● **ABOUT THIS EXERCISE**
Look through the records, and wherever the string "profile" turns up, copy out that line.
[[ TASK INPUT open ]]
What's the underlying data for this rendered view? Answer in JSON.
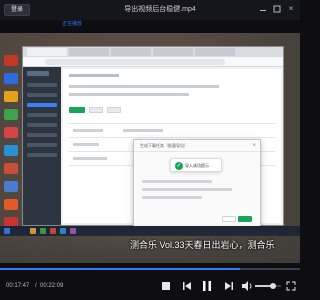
{
  "window": {
    "title": "导出视频后台稳健.mp4",
    "login_label": "登录",
    "sub_link": "正在播放",
    "close_glyph": "×"
  },
  "recording": {
    "dialog_title": "生成下载任务（批量导出）",
    "dialog_close": "×",
    "toast_text": "导入成功提示",
    "subtitle": "测合乐 Vol.33天春日出岩心，测合乐"
  },
  "controls": {
    "current_time": "00:17:47",
    "separator": "/",
    "total_time": "00:22:09",
    "progress": 0.8
  },
  "volume": {
    "level": 0.7
  },
  "icons": {
    "stop": "stop-icon",
    "prev": "previous-icon",
    "pause": "pause-icon",
    "next": "next-icon",
    "volume": "volume-icon",
    "fullscreen": "fullscreen-icon",
    "minimize": "minimize-icon",
    "maximize": "maximize-icon",
    "close": "close-icon"
  },
  "colors": {
    "accent": "#2f7cf6",
    "success": "#19a35b",
    "background": "#0d0d12"
  }
}
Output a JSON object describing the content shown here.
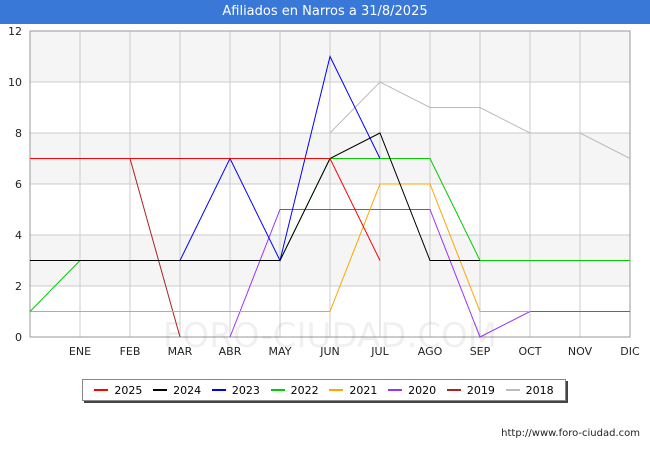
{
  "title": "Afiliados en Narros a 31/8/2025",
  "footer": "http://www.foro-ciudad.com",
  "watermark": "FORO-CIUDAD.COM",
  "chart_data": {
    "type": "line",
    "categories": [
      "ENE",
      "FEB",
      "MAR",
      "ABR",
      "MAY",
      "JUN",
      "JUL",
      "AGO",
      "SEP",
      "OCT",
      "NOV",
      "DIC"
    ],
    "ylim": [
      0,
      12
    ],
    "yticks": [
      0,
      2,
      4,
      6,
      8,
      10,
      12
    ],
    "grid": true,
    "legend_position": "bottom",
    "series": [
      {
        "name": "2025",
        "color": "#ff0000",
        "values": [
          7,
          7,
          7,
          7,
          7,
          7,
          7,
          3
        ]
      },
      {
        "name": "2024",
        "color": "#000000",
        "values": [
          3,
          3,
          3,
          3,
          3,
          3,
          7,
          8,
          3,
          3
        ]
      },
      {
        "name": "2023",
        "color": "#0000ff",
        "values": [
          3,
          3,
          3,
          3,
          7,
          3,
          11,
          7
        ]
      },
      {
        "name": "2022",
        "color": "#00cc00",
        "values": [
          1,
          3,
          3,
          3,
          3,
          3,
          7,
          7,
          7,
          3,
          3,
          3,
          3
        ]
      },
      {
        "name": "2021",
        "color": "#ffa500",
        "values": [
          1,
          1,
          1,
          1,
          1,
          1,
          1,
          6,
          6,
          1,
          1
        ]
      },
      {
        "name": "2020",
        "color": "#9933ff",
        "values": [
          null,
          null,
          null,
          null,
          0,
          5,
          5,
          5,
          5,
          0,
          1,
          1,
          1
        ]
      },
      {
        "name": "2019",
        "color": "#aa2222",
        "values": [
          7,
          7,
          7,
          0
        ]
      },
      {
        "name": "2018",
        "color": "#bbbbbb",
        "values": [
          null,
          null,
          null,
          null,
          null,
          null,
          8,
          10,
          9,
          9,
          8,
          8,
          7
        ]
      }
    ]
  }
}
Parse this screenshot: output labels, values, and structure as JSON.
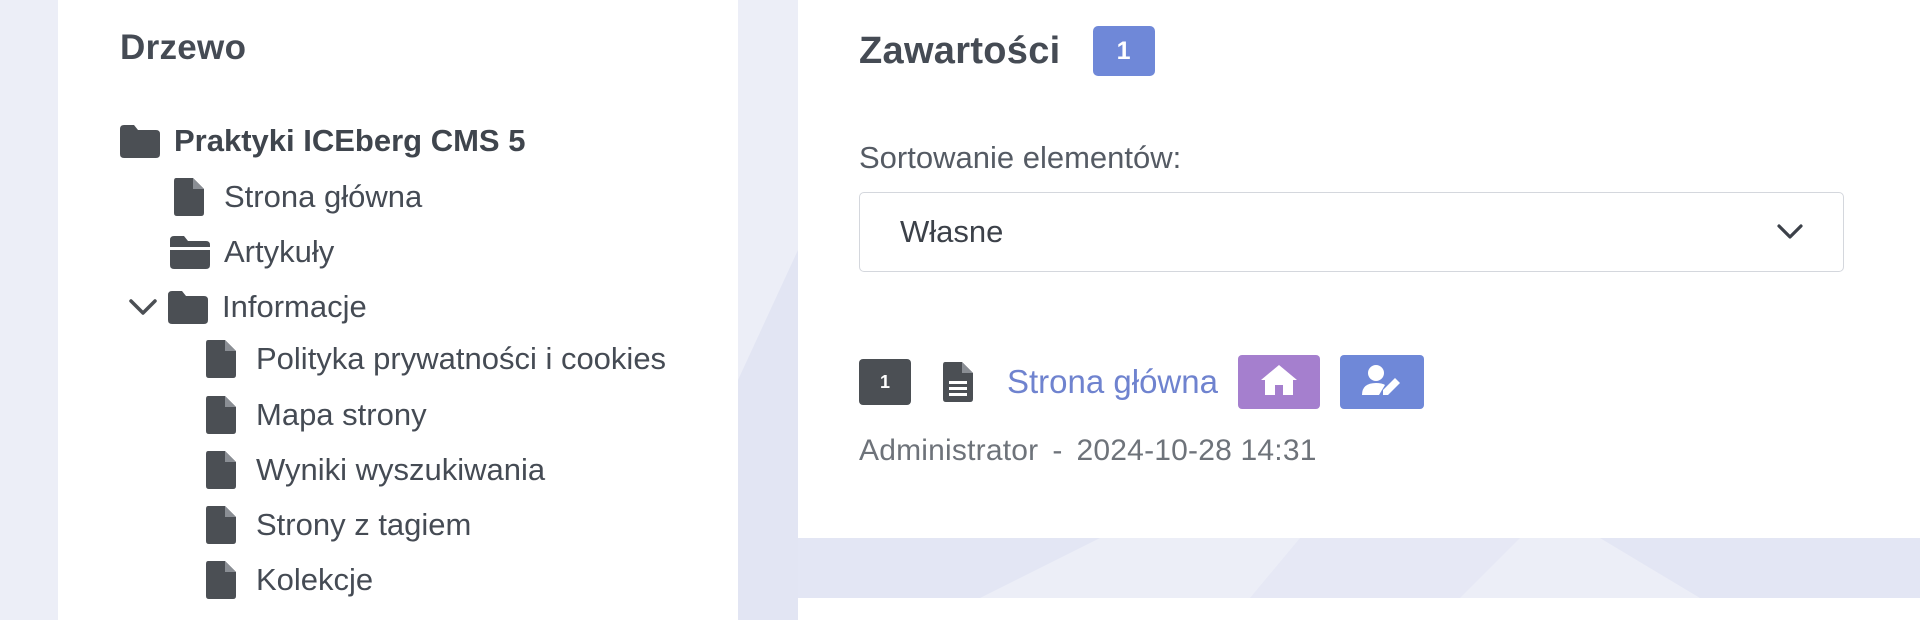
{
  "tree": {
    "title": "Drzewo",
    "items": [
      {
        "label": "Praktyki ICEberg CMS 5",
        "icon": "folder-icon"
      },
      {
        "label": "Strona główna",
        "icon": "file-icon"
      },
      {
        "label": "Artykuły",
        "icon": "folder-open-icon"
      },
      {
        "label": "Informacje",
        "icon": "folder-icon",
        "expanded": true
      },
      {
        "label": "Polityka prywatności i cookies",
        "icon": "file-icon"
      },
      {
        "label": "Mapa strony",
        "icon": "file-icon"
      },
      {
        "label": "Wyniki wyszukiwania",
        "icon": "file-icon"
      },
      {
        "label": "Strony z tagiem",
        "icon": "file-icon"
      },
      {
        "label": "Kolekcje",
        "icon": "file-icon"
      }
    ]
  },
  "contents": {
    "title": "Zawartości",
    "count": "1",
    "sort": {
      "label": "Sortowanie elementów:",
      "selected": "Własne"
    },
    "items": [
      {
        "position": "1",
        "title": "Strona główna",
        "author": "Administrator",
        "separator": "-",
        "date": "2024-10-28 14:31"
      }
    ]
  },
  "colors": {
    "accent_blue": "#6f88d8",
    "accent_purple": "#a57fce",
    "link": "#6f83cf",
    "dark_badge": "#4b4f54",
    "background": "#eceef7"
  }
}
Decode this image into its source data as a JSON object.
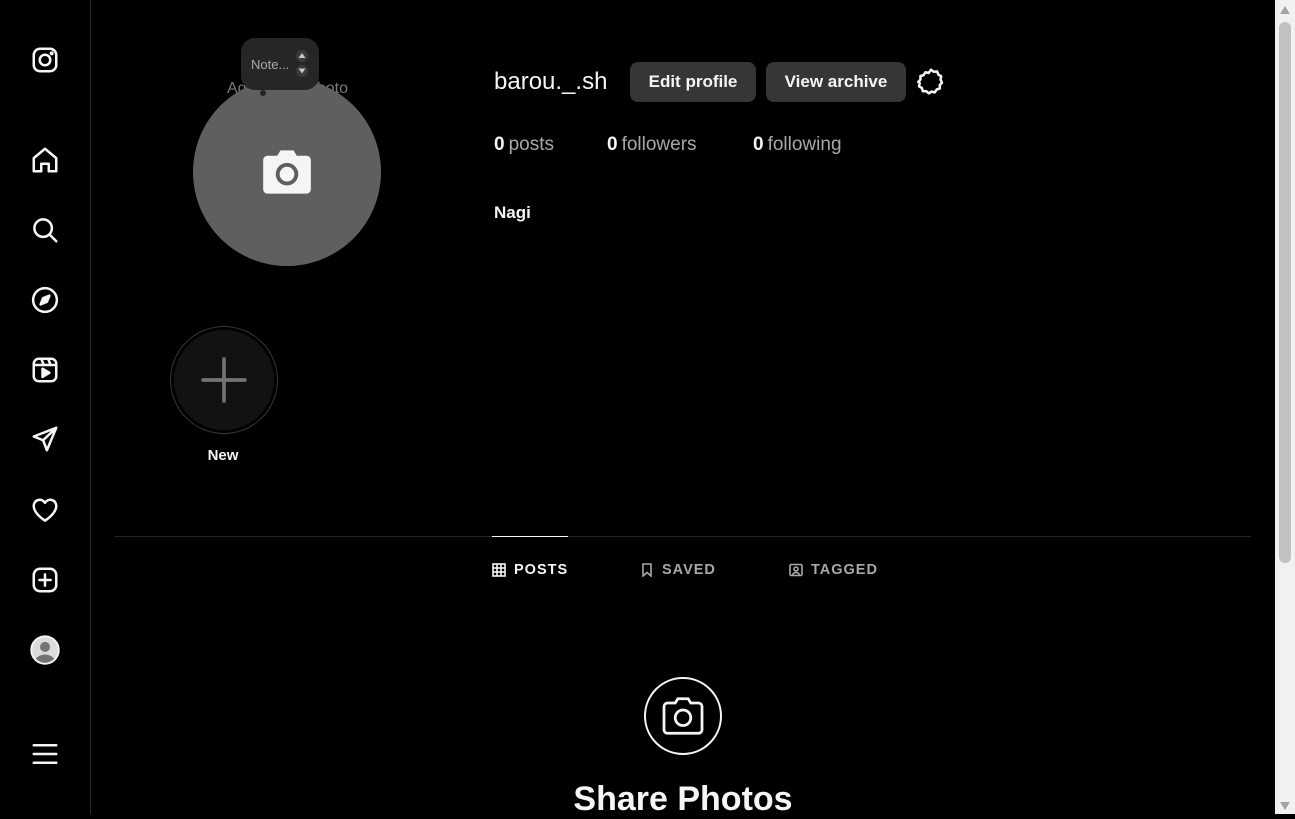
{
  "profile": {
    "username": "barou._.sh",
    "full_name": "Nagi",
    "avatar_hint": "Add profile photo",
    "note_placeholder": "Note...",
    "edit_label": "Edit profile",
    "archive_label": "View archive",
    "stats": {
      "posts_count": "0",
      "posts_label": "posts",
      "followers_count": "0",
      "followers_label": "followers",
      "following_count": "0",
      "following_label": "following"
    }
  },
  "highlights": {
    "new_label": "New"
  },
  "tabs": [
    {
      "label": "POSTS",
      "icon": "grid-icon",
      "active": true
    },
    {
      "label": "SAVED",
      "icon": "bookmark-icon",
      "active": false
    },
    {
      "label": "TAGGED",
      "icon": "tagged-icon",
      "active": false
    }
  ],
  "empty_state": {
    "title": "Share Photos"
  },
  "sidebar": {
    "items": [
      "instagram-icon",
      "home-icon",
      "search-icon",
      "explore-icon",
      "reels-icon",
      "messages-icon",
      "notifications-icon",
      "create-icon",
      "profile-avatar",
      "menu-icon"
    ]
  },
  "colors": {
    "background": "#000000",
    "button_bg": "#363636",
    "avatar_bg": "#5f5f5f",
    "muted_text": "#a8a8a8"
  }
}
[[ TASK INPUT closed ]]
● **ANSWER SPACE**
  "profile": {
    "avatar_hint": "Add profile photo",
    "edit_label": "Edit profile",
      "profile-avatar",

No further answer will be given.